QUICK START GUIDE – GRAMMAR TERMS
As much as possible, we try to stay in the target language, even when explaining grammar concepts. It takes some getting used to, so to help you understand grammar lessons, here are most of the [...]
We love to talk. And we hope you do, too. And, except for the foundation classes on key Chinese grammar concepts, all classes are taught entirely in Chinese…it may seem helpful to explain things in English, but in our own experience as students, we found that bouncing back and forth between Chinese and English actually slows down your progress.
We talk a lot and to make sure you have the confidence to talk as well, we provide a series of Quick Start Guides to give you all the essential tools you need to:
By the way, we only have 2 topics for conversation – your classwork and stuff you want to talk about…if it’s important to you, you’ll remember it…
Because Chinese grammar is so different than English, we focus on key grammar concepts to provide a solid foundation for all other classwork.
If you watched our video on the Differences Between Chinese and Western Languages, then hopefully you agree that Spanish, French and other adjacent languages have a large overlap with English grammar…so, you already know many of the key grammar points for those languages.
But, while Chinese grammar isn’t as complex as English (notably, no verb conjugation), it is really different. So much so that, it’s possible to understand each word in a sentence and still not understand what the sentence means.
We’re not going to walk you through all 652 pages of the Practical Chinese Grammar for Foreigners (our Bible), but we will cover the big ankle-grabbers that are likely to create confusion if they’re not addressed up front. These are grammar concepts that:
The key concepts below will help you to make sense of Chinese:
Visual Pattern Recognition skills are the key to learning written Chinese. We’re actually working on software to specifically strengthen language-independent pattern recognition skills (LIPRS), but for the moment, we use MDBG and Pleco to practice component and compound recognition.

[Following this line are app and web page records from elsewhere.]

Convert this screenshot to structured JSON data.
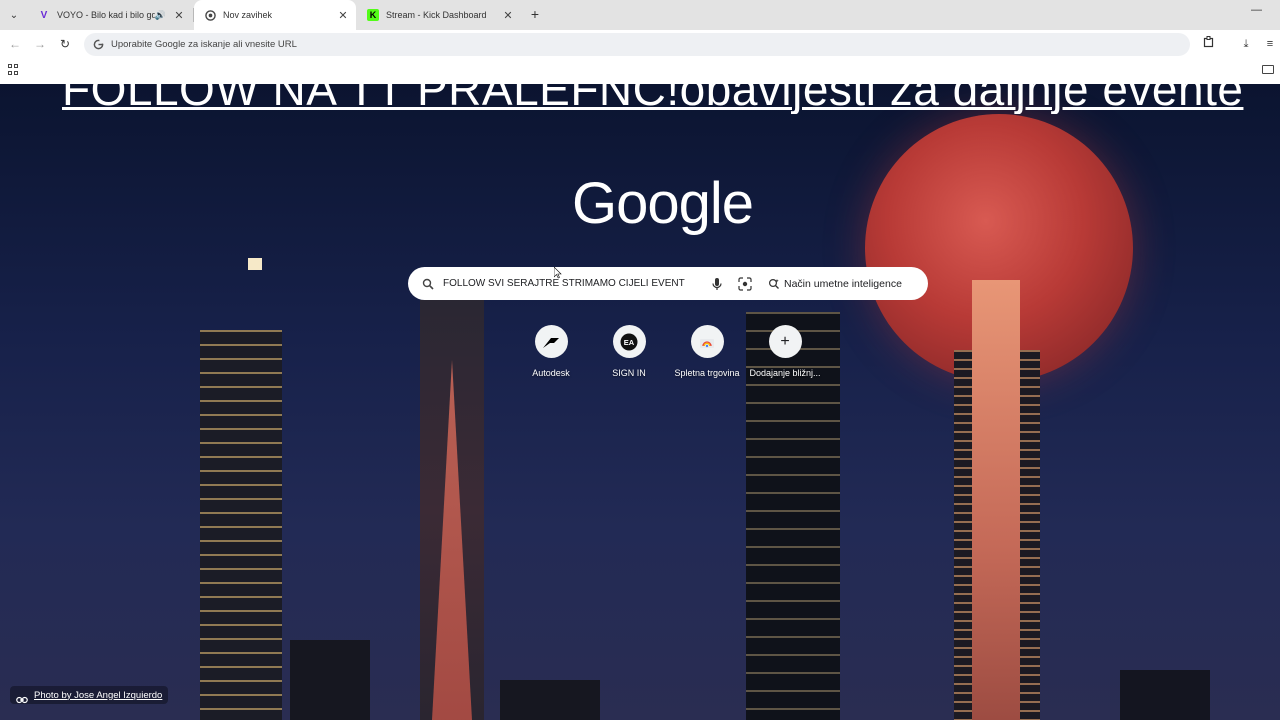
{
  "tabs": [
    {
      "title": "VOYO - Bilo kad i bilo gdje",
      "favicon": "voyo-icon",
      "active": false,
      "audio": true
    },
    {
      "title": "Nov zavihek",
      "favicon": "chrome-icon",
      "active": true,
      "audio": false
    },
    {
      "title": "Stream - Kick Dashboard",
      "favicon": "kick-icon",
      "active": false,
      "audio": false
    }
  ],
  "omnibox": {
    "placeholder": "Uporabite Google za iskanje ali vnesite URL"
  },
  "banner": {
    "text": "FOLLOW NA TT PRALEFNC!obavijesti za daljnje evente"
  },
  "google": {
    "logo": "Google",
    "search_query": "FOLLOW SVI SERAJTRE STRIMAMO CIJELI EVENT",
    "ai_mode_label": "Način umetne inteligence"
  },
  "shortcuts": [
    {
      "label": "Autodesk",
      "icon": "autodesk-icon"
    },
    {
      "label": "SIGN IN",
      "icon": "ea-icon"
    },
    {
      "label": "Spletna trgovina",
      "icon": "web-store-icon"
    },
    {
      "label": "Dodajanje bližnj...",
      "icon": "plus-icon"
    }
  ],
  "attribution": {
    "text": "Photo by Jose Angel Izquierdo"
  },
  "colors": {
    "kick_green": "#53fc18",
    "voyo_purple": "#6a2bd6",
    "moon_red": "#c0413c"
  }
}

In our experience, once you get to the point where you can easily recognize all the components and (most) common compounds for each new character, you’ll have a much better chance of remembering that character (without all those silly mnemonics).
Instead of learning one word at a time, we look at each character in a word and then all the important words that use that character. It’s kind of like getting 10 (new vocabulary) for the price of one!
You’ll be amazed at how much faster you learn characters and vocabulary when you use this approach! You’ll see a noticeable difference in your ability to memorize characters, their meanings and their usage!
Topic-centric vocabulary simply doesn’t leverage the network nature of the Chinese language.